So I made it to the mighty Pepacton Reservoir–one of the sources for New York City’s water supply. Its beautiful and blue. I hiked from Beaverkill where I was dropped off yesterday and made it here before nightfall. I couldn’t fall asleep, but finally got to rest around 3:30 in the morning. I slept until 9:30. I’ve been looking out at the water now for about an hour. Its calming and quiet. In the distance I see a trout fisherman…

I just closed my eyes for a little, taking in the smell of the wild, of the one source–the energy that I feel deep inside m, inside it all. Its like that when ever I am away from humanity. I wish I could have that same feeling when I’m around people. You know that feeling where no matter what it will all be fine. Its something I need to work on–to build and grow on.

Well, I’ll have to be on the move soon. I need to get to Route 17 and start heading out towards Western NY and maybe up into the Finger Lakes before nightfall.
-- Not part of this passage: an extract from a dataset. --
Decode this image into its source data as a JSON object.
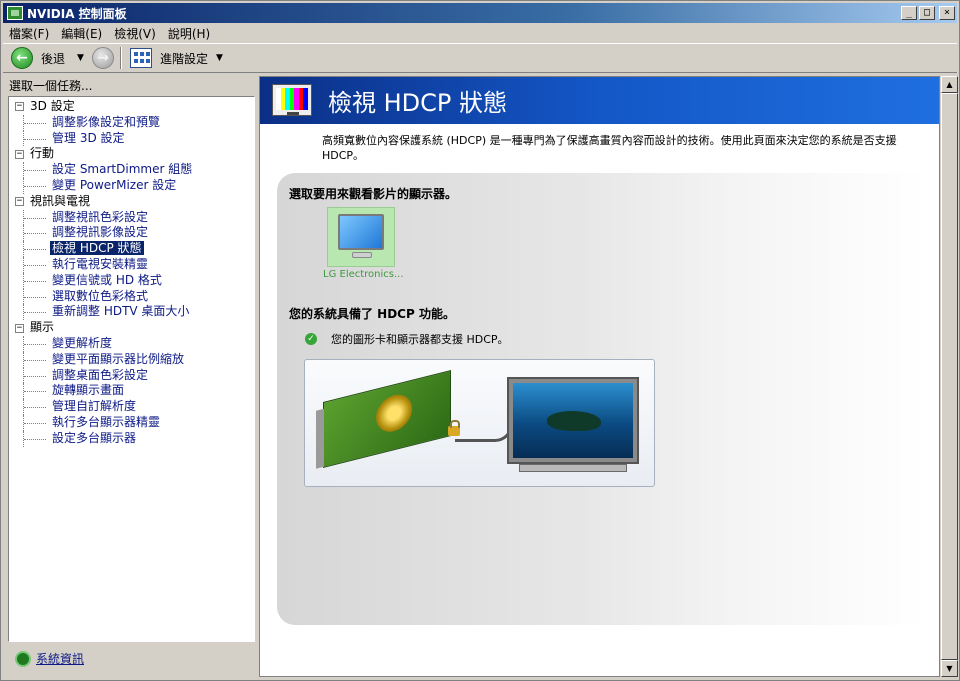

My travel planner should help in finding some good hotels and maybe some wineries if I make it the Finger Lakes.pepacton14.jpg

Pepacton Reservoir